Hanley Ramirez had a successful debut for the Dodgers, but not much help on offense.
For their third straight series, the Dodgers had their third game last 12 innings. But after winning against Philadelphia and New York, the Dodgers were on the wrong side of the ledger on Wednesday, with old friend Rafael Furcal delivering the fatal blow in the Cardinals' 3-2 win.
Furcal blooped a single into left field with two outs in the 12th inning, and before defensive specialist Tony Gwynn Jr. could throw out pitcher and pinch runner Joe Kelly at the plate the ball went under Gwynn's glove, ensuring the second straight loss for the Dodgers.
Hanley Ramirez scored the first run of the game in his first game as a Dodger, and he drove in the other.
Ramirez in his first at-bat as a Dodger hit the first pitch he saw directly into the hot St. Louis sky. When it came down, out of the reach of Jon Jay in center field, Ramirez had an easy triple with one out. James Loney followed with a fly ball to right field for a sacrifice fly and a 1-0 lead.
By tripling in the second inning, Ramirez became the first player with a three-bagger in his first plate appearance as a Dodger since Tyler Houston on July 26, 2002, one day shy of exactly 10 years ago, per the KCAL broadcast.
St. Louis responded with a walk and single to open their half of the second inning, putting runners at the corners, and the Cardinals tied the score at 1-1 with a ground ball double play.
Freese was more productive in his second at-bat, with a leadoff double to right field in the fifth inning. He advanced to third on a ground out, then scored on a sacrifice fly by pitcher Kyle Lohse for a 2-1 Cardinals lead.
The Dodgers put runners on third base in both the fourth and fifth innings with two outs, but a pair of balls hit to second base, by Loney and Bobby Abreu, respectively.

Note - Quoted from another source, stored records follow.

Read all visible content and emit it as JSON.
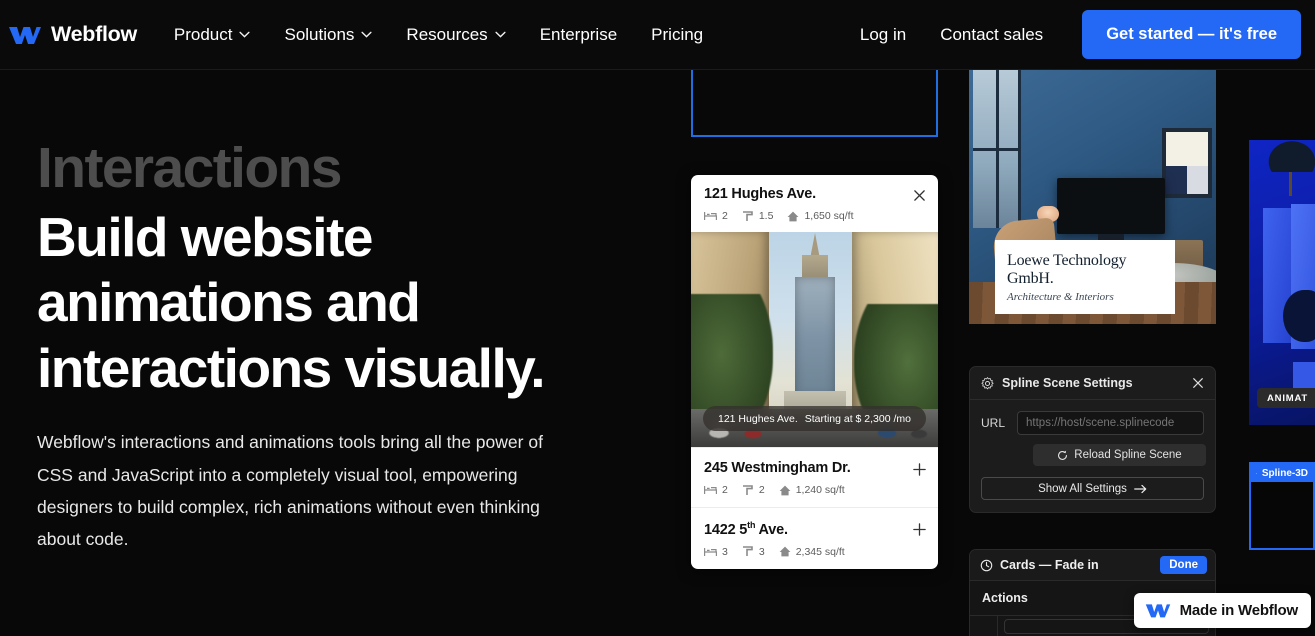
{
  "nav": {
    "brand": "Webflow",
    "brand_logo_icon": "webflow-logo-icon",
    "links": [
      {
        "label": "Product",
        "has_chevron": true
      },
      {
        "label": "Solutions",
        "has_chevron": true
      },
      {
        "label": "Resources",
        "has_chevron": true
      },
      {
        "label": "Enterprise",
        "has_chevron": false
      },
      {
        "label": "Pricing",
        "has_chevron": false
      }
    ],
    "login": "Log in",
    "contact": "Contact sales",
    "cta": "Get started — it's free",
    "cta_color": "#2468f6"
  },
  "hero": {
    "eyebrow": "Interactions",
    "headline": "Build website animations and interactions visually.",
    "subcopy": "Webflow's interactions and animations tools bring all the power of CSS and JavaScript into a completely visual tool, empowering designers to build complex, rich animations without even thinking about code.",
    "eyebrow_color": "#4d4d4d"
  },
  "property_card": {
    "header": {
      "title": "121 Hughes Ave.",
      "beds": "2",
      "baths": "1.5",
      "area": "1,650 sq/ft",
      "close_icon": "close-icon"
    },
    "photo_pill": {
      "address": "121 Hughes Ave.",
      "price": "Starting at $ 2,300 /mo"
    },
    "rows": [
      {
        "title": "245 Westmingham Dr.",
        "beds": "2",
        "baths": "2",
        "area": "1,240 sq/ft",
        "action_icon": "plus-icon"
      },
      {
        "title": "1422 5",
        "title_sup": "th",
        "title_tail": " Ave.",
        "beds": "3",
        "baths": "3",
        "area": "2,345 sq/ft",
        "action_icon": "plus-icon"
      }
    ]
  },
  "interior_card": {
    "company": "Loewe Technology GmbH.",
    "tagline": "Architecture & Interiors"
  },
  "spline_panel": {
    "icon": "gear-icon",
    "title": "Spline Scene Settings",
    "close_icon": "close-icon",
    "url_label": "URL",
    "url_placeholder": "https://host/scene.splinecode",
    "url_value": "",
    "reload_label": "Reload Spline Scene",
    "reload_icon": "refresh-icon",
    "show_all_label": "Show All Settings",
    "show_all_icon": "arrow-right-icon"
  },
  "cards_panel": {
    "icon": "clock-icon",
    "title": "Cards — Fade in",
    "done_label": "Done",
    "done_color": "#2468f6",
    "actions_label": "Actions"
  },
  "blue_3d": {
    "chip_label": "ANIMAT",
    "bg_color": "#0f25c4"
  },
  "spline_3d": {
    "icon": "spline-globe-icon",
    "title": "Spline-3D",
    "accent_color": "#2468f6"
  },
  "made_badge": {
    "label": "Made in Webflow",
    "icon": "webflow-logo-icon"
  }
}
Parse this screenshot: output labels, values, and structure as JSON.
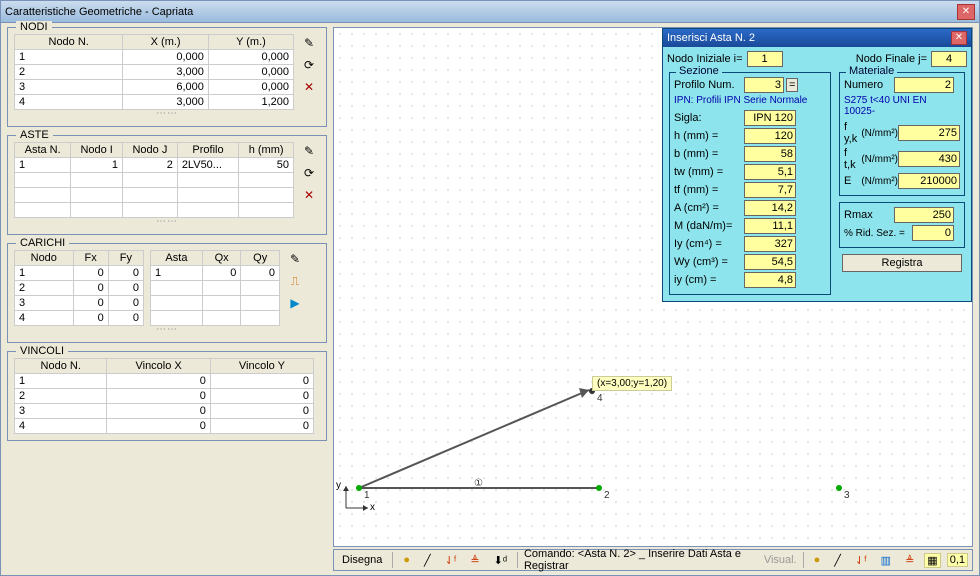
{
  "window_title": "Caratteristiche Geometriche - Capriata",
  "groups": {
    "nodi": {
      "title": "NODI",
      "headers": [
        "Nodo N.",
        "X (m.)",
        "Y (m.)"
      ],
      "rows": [
        [
          "1",
          "0,000",
          "0,000"
        ],
        [
          "2",
          "3,000",
          "0,000"
        ],
        [
          "3",
          "6,000",
          "0,000"
        ],
        [
          "4",
          "3,000",
          "1,200"
        ]
      ]
    },
    "aste": {
      "title": "ASTE",
      "headers": [
        "Asta N.",
        "Nodo I",
        "Nodo J",
        "Profilo",
        "h (mm)"
      ],
      "rows": [
        [
          "1",
          "1",
          "2",
          "2LV50...",
          "50"
        ]
      ]
    },
    "carichi": {
      "title": "CARICHI",
      "t1_headers": [
        "Nodo",
        "Fx",
        "Fy"
      ],
      "t1_rows": [
        [
          "1",
          "0",
          "0"
        ],
        [
          "2",
          "0",
          "0"
        ],
        [
          "3",
          "0",
          "0"
        ],
        [
          "4",
          "0",
          "0"
        ]
      ],
      "t2_headers": [
        "Asta",
        "Qx",
        "Qy"
      ],
      "t2_rows": [
        [
          "1",
          "0",
          "0"
        ]
      ]
    },
    "vincoli": {
      "title": "VINCOLI",
      "headers": [
        "Nodo N.",
        "Vincolo X",
        "Vincolo Y"
      ],
      "rows": [
        [
          "1",
          "0",
          "0"
        ],
        [
          "2",
          "0",
          "0"
        ],
        [
          "3",
          "0",
          "0"
        ],
        [
          "4",
          "0",
          "0"
        ]
      ]
    }
  },
  "panel": {
    "title": "Inserisci Asta N. 2",
    "nodo_iniziale_lbl": "Nodo Iniziale  i=",
    "nodo_iniziale_val": "1",
    "nodo_finale_lbl": "Nodo Finale j=",
    "nodo_finale_val": "4",
    "sezione": {
      "title": "Sezione",
      "profilo_lbl": "Profilo Num.",
      "profilo_val": "3",
      "ipn_note": "IPN: Profili IPN Serie Normale",
      "rows": [
        [
          "Sigla:",
          "IPN 120"
        ],
        [
          "h (mm) =",
          "120"
        ],
        [
          "b (mm) =",
          "58"
        ],
        [
          "tw (mm) =",
          "5,1"
        ],
        [
          "tf (mm) =",
          "7,7"
        ],
        [
          "A (cm²) =",
          "14,2"
        ],
        [
          "M (daN/m)=",
          "11,1"
        ],
        [
          "Iy  (cm⁴) =",
          "327"
        ],
        [
          "Wy (cm³) =",
          "54,5"
        ],
        [
          "iy  (cm) =",
          "4,8"
        ]
      ]
    },
    "materiale": {
      "title": "Materiale",
      "numero_lbl": "Numero",
      "numero_val": "2",
      "note": "S275 t<40 UNI EN 10025-",
      "rows": [
        [
          "f y,k",
          "(N/mm²)",
          "275"
        ],
        [
          "f t,k",
          "(N/mm²)",
          "430"
        ],
        [
          "E",
          "(N/mm²)",
          "210000"
        ]
      ]
    },
    "rmax_lbl": "Rmax",
    "rmax_val": "250",
    "rid_lbl": "% Rid. Sez. =",
    "rid_val": "0",
    "registra": "Registra"
  },
  "canvas": {
    "tooltip": "(x=3,00;y=1,20)",
    "node_labels": [
      "1",
      "2",
      "3",
      "4"
    ],
    "axis_x": "x",
    "axis_y": "y",
    "midlabel": "①"
  },
  "statusbar": {
    "disegna": "Disegna",
    "comando": "Comando: <Asta N. 2> _ Inserire Dati Asta e Registrar",
    "visual": "Visual.",
    "zoom": "0,1"
  }
}
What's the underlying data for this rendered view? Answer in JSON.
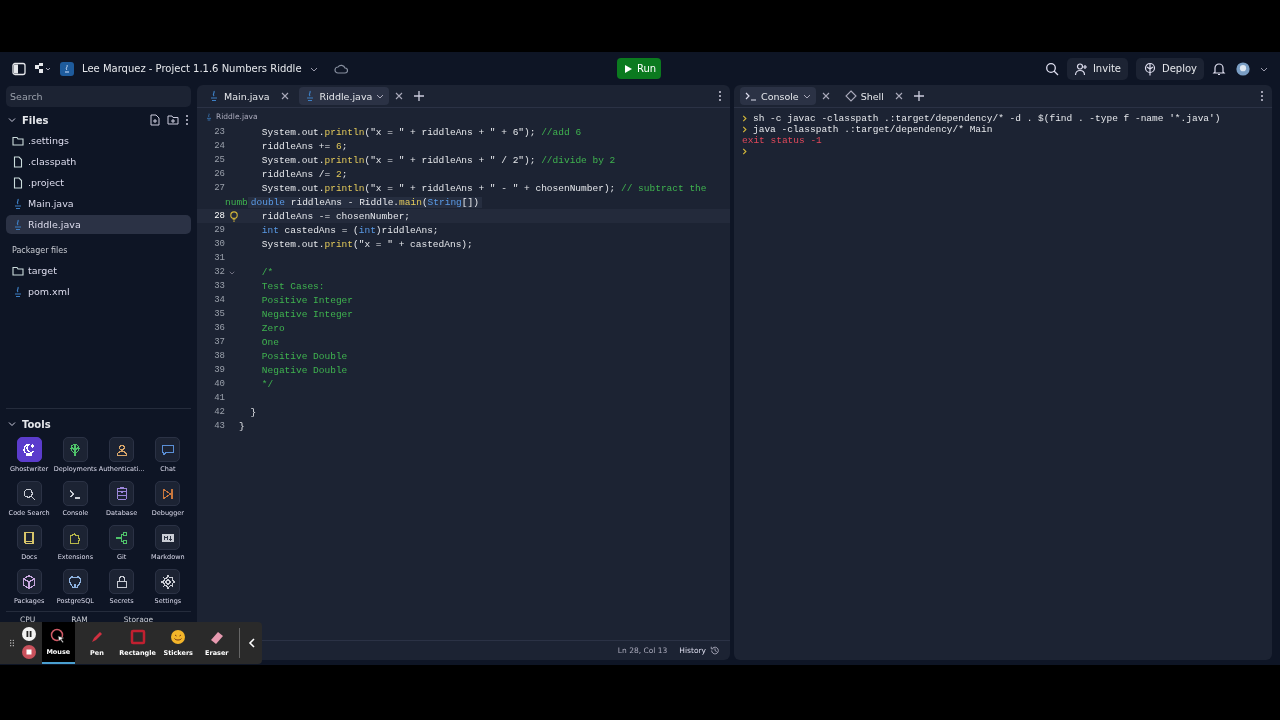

A double by Mark Ellis to open the sixth gave the Dodgers a runner in scoring position for a third straight inning, and two outs later Ramirez cashed him in with a ground ball single to center to tie the game at 2-2.
Aaron Harang pitched into the eighth inning and allowed just two hits. With a taxed bullpen, manager Don Mattingly tried to squeeze one more inning out of Harang, who opened the frame by walking Skip Schumaker. After Schumaker was sacrificed to second, Harang ran the count full to Rafael Furcal then threw a pitch that was called a ball to put two runners on base.
Mattingly's glare toward home plate umpire Jeff Kellogg was piercing as he removed Harang in favor of Scott Elbert, who walked the only hitter he faced to load the bases.
Ronald Belisario, who struggled to the tune of eight runs in his previous eight innings before Wednesday, gave up a first-pitch line drive off the bat of Matt Holliday, but luckily Mark Ellis was there to catch it and step on second base for a bacon-saving, inning-ending double play to preserve the tie.
Mattingly's ire reached a boiling point in the 11th, when he used another pitching change as an opportunity to give Kellogg a piece of his mind, only this time Kellogg was having none of it and ejected Mattingly from the game. Mattingly's fifth ejection of the season gave him an opportunity to really get his money's worth with an even more animated tirade that prompted support from both his son Preston and a rehabbing Todd Coffey.
Ramirez didn't see a chance in the field until the ninth inning. After successfully fielding a grounder for the second out of the frame, he muffed his second chance as Yadier Molina hit a hard ground ball off Ramirez. But luckily for the Dodgers the ball bounced right to Luis Cruz, who threw out the slow-footed catcher from the hole at shortstop.
In his Dodgers debut, left-hander Randy Choate retired all three batters he faced, including one strikeout and a pair of groundouts.
Home Runs: none
WP - Fernando Salas (1-3): 2 IP, 1 walk, 3 strikeouts
LP - Jamey Wright (4-3): 1 1/3 IP, 3 hits, 1 run, 1 walk, 1 strikeout